Full Bush is hilarious, heartbreaking and ridiculous. It’s not your typical "park and bark"-style cabaret. We are going to transport you, and take you on a journey deep inside the Bush.

Why do you think NYMF is so important?
I think NYMF provides a crucial platform for artists to be able to create and produce new material. And to be seen in front of New York audiences who are eager for that new material - what a dream!

NYMF celebrates new musicals, but which role in a classic musical would you most like to perform and why?
How much time do you have?? There are so many classic roles that I love! Not the least of which is Dolly Levi inHello, Dolly! I also love Mrs. Lovett inSweeney Todd. But secret dream role that I’d be totally willing to lose 30 pounds for? Dot in Sunday in the Park with George! “We do not beloooooooooonnnnngggg together!!! And we should have belooonnnged….” I can’t! I love it so much!!!

What is your most memorable onstage mishap?
Well, there are ones that happen weekly at Brian and [my] weekly show at Therapy (which is free, every Tuesday at 11 PM! 52nd between 8th & 9th). But the theatre one that always pops to mind was during bare: a pop opera. Back in the day, the character of Nadia played a cello. So, I had been rehearsing with the cello and a new bow. Now, bows are made up of thin fibers which need this substance called rosin on it, in order to produce sound. Not to burst anyone’s bubble – but I wasn’t playing live, so we didn’t put any rosin on my bow because we didn’t want it making any sound. So that left the fibers loose. Well, I was new to the instrument, and while I was playing and singing the song “Spring,” I bowed a little too low and the bow – not treated with rosin and loose and fibrous – totally got stuck into the tailpiece. Like, I move it and it was just hanging there. Meanwhile, the track is still playing! And there was that moment with the audience where we all realized it was stuck – I knew, they knew, and the music is playing. So, I dropped the bow, which was still hanging to the cello, and “plucked” my way through the rest of the song. It was amazing! The audience laughed, and loved me for the rest of the show, because we were all a part of this “real” moment which wasn’t supposed to happen at all!

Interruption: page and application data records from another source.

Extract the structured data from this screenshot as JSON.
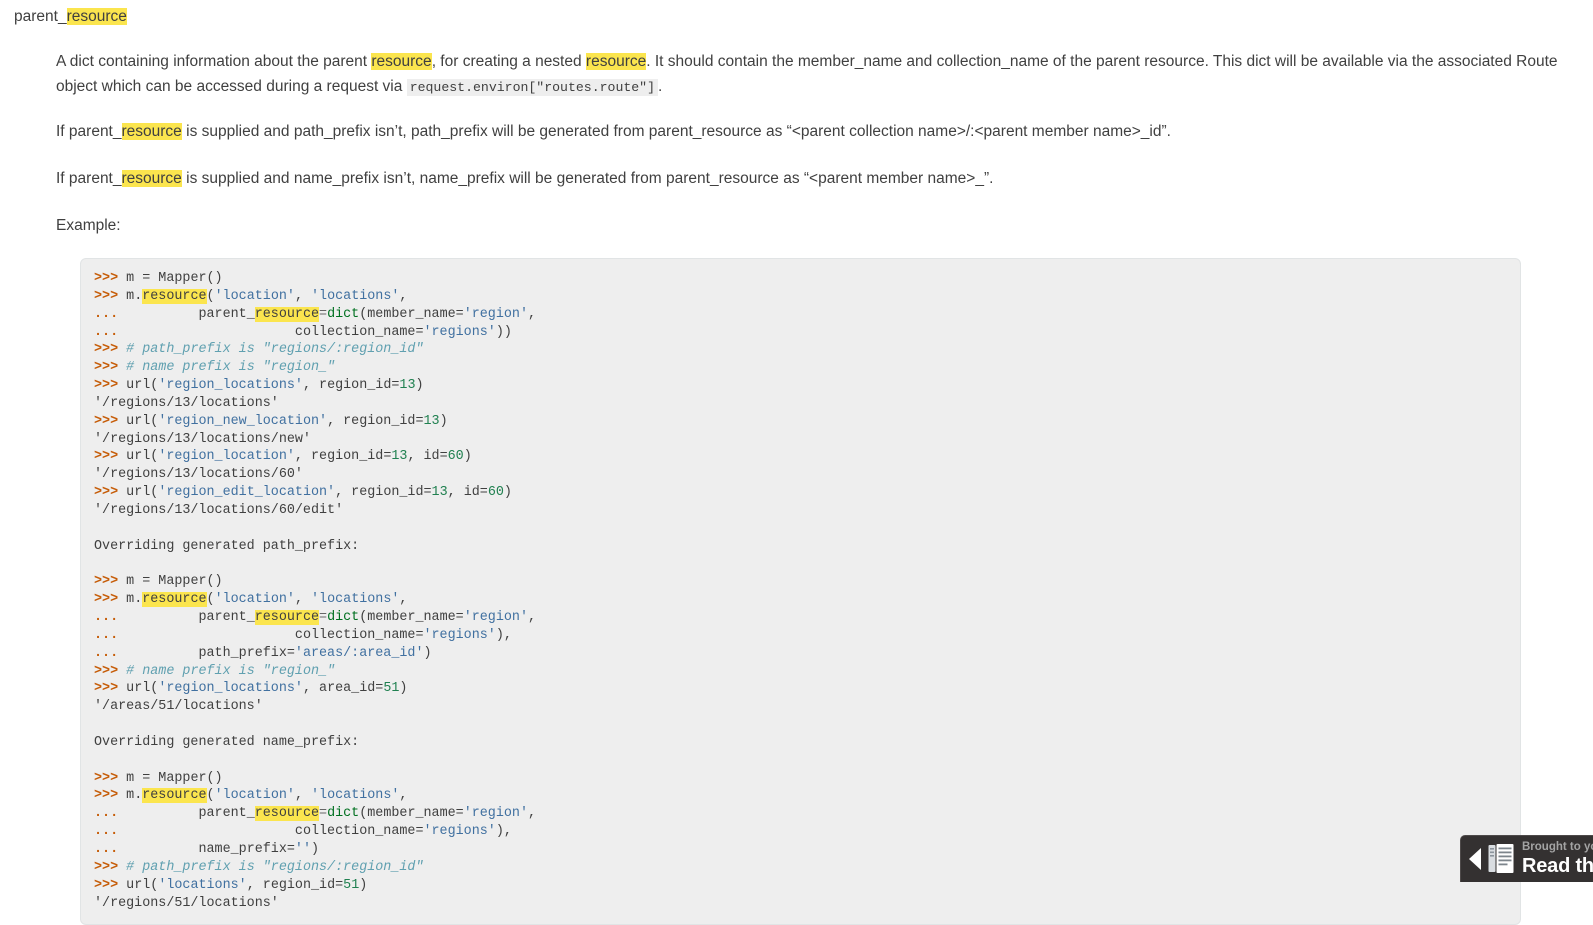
{
  "section": {
    "title_prefix": "parent_",
    "title_highlight": "resource"
  },
  "paragraphs": {
    "p1_a": "A dict containing information about the parent ",
    "p1_hl1": "resource",
    "p1_b": ", for creating a nested ",
    "p1_hl2": "resource",
    "p1_c": ". It should contain the member_name and collection_name of the parent resource. This dict will be available via the associated Route object which can be accessed during a request via ",
    "p1_code": "request.environ[\"routes.route\"]",
    "p1_d": ".",
    "p2_a": "If parent_",
    "p2_hl": "resource",
    "p2_b": " is supplied and path_prefix isn’t, path_prefix will be generated from parent_resource as “<parent collection name>/:<parent member name>_id”.",
    "p3_a": "If parent_",
    "p3_hl": "resource",
    "p3_b": " is supplied and name_prefix isn’t, name_prefix will be generated from parent_resource as “<parent member name>_”.",
    "p4": "Example:"
  },
  "code_block": {
    "language": "python-console",
    "lines": [
      {
        "prompt": ">>> ",
        "tokens": [
          {
            "t": "name",
            "v": "m = Mapper()"
          }
        ]
      },
      {
        "prompt": ">>> ",
        "tokens": [
          {
            "t": "name",
            "v": "m."
          },
          {
            "t": "hl",
            "v": "resource"
          },
          {
            "t": "name",
            "v": "("
          },
          {
            "t": "str",
            "v": "'location'"
          },
          {
            "t": "name",
            "v": ", "
          },
          {
            "t": "str",
            "v": "'locations'"
          },
          {
            "t": "name",
            "v": ","
          }
        ]
      },
      {
        "prompt": "... ",
        "tokens": [
          {
            "t": "name",
            "v": "         parent_"
          },
          {
            "t": "hl",
            "v": "resource"
          },
          {
            "t": "op",
            "v": "="
          },
          {
            "t": "fn",
            "v": "dict"
          },
          {
            "t": "name",
            "v": "(member_name="
          },
          {
            "t": "str",
            "v": "'region'"
          },
          {
            "t": "name",
            "v": ","
          }
        ]
      },
      {
        "prompt": "... ",
        "tokens": [
          {
            "t": "name",
            "v": "                     collection_name="
          },
          {
            "t": "str",
            "v": "'regions'"
          },
          {
            "t": "name",
            "v": "))"
          }
        ]
      },
      {
        "prompt": ">>> ",
        "tokens": [
          {
            "t": "com",
            "v": "# path_prefix is \"regions/:region_id\""
          }
        ]
      },
      {
        "prompt": ">>> ",
        "tokens": [
          {
            "t": "com",
            "v": "# name prefix is \"region_\""
          }
        ]
      },
      {
        "prompt": ">>> ",
        "tokens": [
          {
            "t": "name",
            "v": "url("
          },
          {
            "t": "str",
            "v": "'region_locations'"
          },
          {
            "t": "name",
            "v": ", region_id="
          },
          {
            "t": "num",
            "v": "13"
          },
          {
            "t": "name",
            "v": ")"
          }
        ]
      },
      {
        "prompt": "",
        "tokens": [
          {
            "t": "out",
            "v": "'/regions/13/locations'"
          }
        ]
      },
      {
        "prompt": ">>> ",
        "tokens": [
          {
            "t": "name",
            "v": "url("
          },
          {
            "t": "str",
            "v": "'region_new_location'"
          },
          {
            "t": "name",
            "v": ", region_id="
          },
          {
            "t": "num",
            "v": "13"
          },
          {
            "t": "name",
            "v": ")"
          }
        ]
      },
      {
        "prompt": "",
        "tokens": [
          {
            "t": "out",
            "v": "'/regions/13/locations/new'"
          }
        ]
      },
      {
        "prompt": ">>> ",
        "tokens": [
          {
            "t": "name",
            "v": "url("
          },
          {
            "t": "str",
            "v": "'region_location'"
          },
          {
            "t": "name",
            "v": ", region_id="
          },
          {
            "t": "num",
            "v": "13"
          },
          {
            "t": "name",
            "v": ", id="
          },
          {
            "t": "num",
            "v": "60"
          },
          {
            "t": "name",
            "v": ")"
          }
        ]
      },
      {
        "prompt": "",
        "tokens": [
          {
            "t": "out",
            "v": "'/regions/13/locations/60'"
          }
        ]
      },
      {
        "prompt": ">>> ",
        "tokens": [
          {
            "t": "name",
            "v": "url("
          },
          {
            "t": "str",
            "v": "'region_edit_location'"
          },
          {
            "t": "name",
            "v": ", region_id="
          },
          {
            "t": "num",
            "v": "13"
          },
          {
            "t": "name",
            "v": ", id="
          },
          {
            "t": "num",
            "v": "60"
          },
          {
            "t": "name",
            "v": ")"
          }
        ]
      },
      {
        "prompt": "",
        "tokens": [
          {
            "t": "out",
            "v": "'/regions/13/locations/60/edit'"
          }
        ]
      },
      {
        "prompt": "",
        "tokens": []
      },
      {
        "prompt": "",
        "tokens": [
          {
            "t": "out",
            "v": "Overriding generated path_prefix:"
          }
        ]
      },
      {
        "prompt": "",
        "tokens": []
      },
      {
        "prompt": ">>> ",
        "tokens": [
          {
            "t": "name",
            "v": "m = Mapper()"
          }
        ]
      },
      {
        "prompt": ">>> ",
        "tokens": [
          {
            "t": "name",
            "v": "m."
          },
          {
            "t": "hl",
            "v": "resource"
          },
          {
            "t": "name",
            "v": "("
          },
          {
            "t": "str",
            "v": "'location'"
          },
          {
            "t": "name",
            "v": ", "
          },
          {
            "t": "str",
            "v": "'locations'"
          },
          {
            "t": "name",
            "v": ","
          }
        ]
      },
      {
        "prompt": "... ",
        "tokens": [
          {
            "t": "name",
            "v": "         parent_"
          },
          {
            "t": "hl",
            "v": "resource"
          },
          {
            "t": "op",
            "v": "="
          },
          {
            "t": "fn",
            "v": "dict"
          },
          {
            "t": "name",
            "v": "(member_name="
          },
          {
            "t": "str",
            "v": "'region'"
          },
          {
            "t": "name",
            "v": ","
          }
        ]
      },
      {
        "prompt": "... ",
        "tokens": [
          {
            "t": "name",
            "v": "                     collection_name="
          },
          {
            "t": "str",
            "v": "'regions'"
          },
          {
            "t": "name",
            "v": "),"
          }
        ]
      },
      {
        "prompt": "... ",
        "tokens": [
          {
            "t": "name",
            "v": "         path_prefix="
          },
          {
            "t": "str",
            "v": "'areas/:area_id'"
          },
          {
            "t": "name",
            "v": ")"
          }
        ]
      },
      {
        "prompt": ">>> ",
        "tokens": [
          {
            "t": "com",
            "v": "# name prefix is \"region_\""
          }
        ]
      },
      {
        "prompt": ">>> ",
        "tokens": [
          {
            "t": "name",
            "v": "url("
          },
          {
            "t": "str",
            "v": "'region_locations'"
          },
          {
            "t": "name",
            "v": ", area_id="
          },
          {
            "t": "num",
            "v": "51"
          },
          {
            "t": "name",
            "v": ")"
          }
        ]
      },
      {
        "prompt": "",
        "tokens": [
          {
            "t": "out",
            "v": "'/areas/51/locations'"
          }
        ]
      },
      {
        "prompt": "",
        "tokens": []
      },
      {
        "prompt": "",
        "tokens": [
          {
            "t": "out",
            "v": "Overriding generated name_prefix:"
          }
        ]
      },
      {
        "prompt": "",
        "tokens": []
      },
      {
        "prompt": ">>> ",
        "tokens": [
          {
            "t": "name",
            "v": "m = Mapper()"
          }
        ]
      },
      {
        "prompt": ">>> ",
        "tokens": [
          {
            "t": "name",
            "v": "m."
          },
          {
            "t": "hl",
            "v": "resource"
          },
          {
            "t": "name",
            "v": "("
          },
          {
            "t": "str",
            "v": "'location'"
          },
          {
            "t": "name",
            "v": ", "
          },
          {
            "t": "str",
            "v": "'locations'"
          },
          {
            "t": "name",
            "v": ","
          }
        ]
      },
      {
        "prompt": "... ",
        "tokens": [
          {
            "t": "name",
            "v": "         parent_"
          },
          {
            "t": "hl",
            "v": "resource"
          },
          {
            "t": "op",
            "v": "="
          },
          {
            "t": "fn",
            "v": "dict"
          },
          {
            "t": "name",
            "v": "(member_name="
          },
          {
            "t": "str",
            "v": "'region'"
          },
          {
            "t": "name",
            "v": ","
          }
        ]
      },
      {
        "prompt": "... ",
        "tokens": [
          {
            "t": "name",
            "v": "                     collection_name="
          },
          {
            "t": "str",
            "v": "'regions'"
          },
          {
            "t": "name",
            "v": "),"
          }
        ]
      },
      {
        "prompt": "... ",
        "tokens": [
          {
            "t": "name",
            "v": "         name_prefix="
          },
          {
            "t": "str",
            "v": "''"
          },
          {
            "t": "name",
            "v": ")"
          }
        ]
      },
      {
        "prompt": ">>> ",
        "tokens": [
          {
            "t": "com",
            "v": "# path_prefix is \"regions/:region_id\""
          }
        ]
      },
      {
        "prompt": ">>> ",
        "tokens": [
          {
            "t": "name",
            "v": "url("
          },
          {
            "t": "str",
            "v": "'locations'"
          },
          {
            "t": "name",
            "v": ", region_id="
          },
          {
            "t": "num",
            "v": "51"
          },
          {
            "t": "name",
            "v": ")"
          }
        ]
      },
      {
        "prompt": "",
        "tokens": [
          {
            "t": "out",
            "v": "'/regions/51/locations'"
          }
        ]
      }
    ]
  },
  "rtd_badge": {
    "tagline": "Brought to you by",
    "brand": "Read the Docs",
    "caret": "◀"
  }
}
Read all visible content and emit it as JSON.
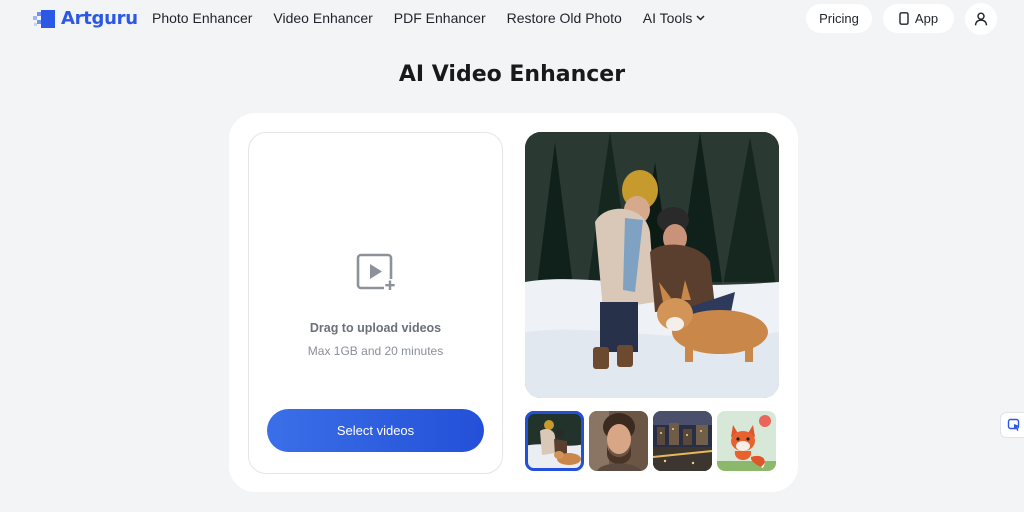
{
  "brand": {
    "name": "Artguru",
    "accent": "#2b59e6"
  },
  "nav": {
    "items": [
      {
        "label": "Photo Enhancer"
      },
      {
        "label": "Video Enhancer"
      },
      {
        "label": "PDF Enhancer"
      },
      {
        "label": "Restore Old Photo"
      },
      {
        "label": "AI Tools",
        "icon": "chevron-down-icon"
      }
    ],
    "pricing_label": "Pricing",
    "app_label": "App",
    "app_icon": "phone-icon",
    "user_icon": "user-icon"
  },
  "page": {
    "title": "AI Video Enhancer"
  },
  "upload": {
    "icon": "video-add-icon",
    "drag_text": "Drag to upload videos",
    "limit_text": "Max 1GB and 20 minutes",
    "button_label": "Select videos",
    "button_color": "#2d5ce0"
  },
  "samples": {
    "preview": "couple-with-dog-in-snow",
    "thumbnails": [
      {
        "name": "couple-with-dog-in-snow",
        "active": true
      },
      {
        "name": "bearded-man-portrait",
        "active": false
      },
      {
        "name": "city-night-aerial",
        "active": false
      },
      {
        "name": "cartoon-fox",
        "active": false
      }
    ]
  },
  "floating_button_icon": "chat-icon"
}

What was your most enjoyable theatrical experience of the season (as a member of the audience)?
I had such a blast seeing the opening night of Kinky Boots this year! My dear friend, Kevin Smith Kirkwood, is one of the Angels, and I got to be his date for the evening! It was such a great night and such a fun show!

Do you have any other projects in the works?
Well, Brian and I will be continuing our weekly show at Therapy every Tuesday night at 11 PM. It’s been such a blessing for us to have a weekly home where we can try out all sorts of new, crazy material and to really hone our style.

And, I’m so excited to head up to Barrington Stage directly following our run of Full Bush to do Southern Comfort again! Then it’s off to P-town for a few days, and back to the hustle!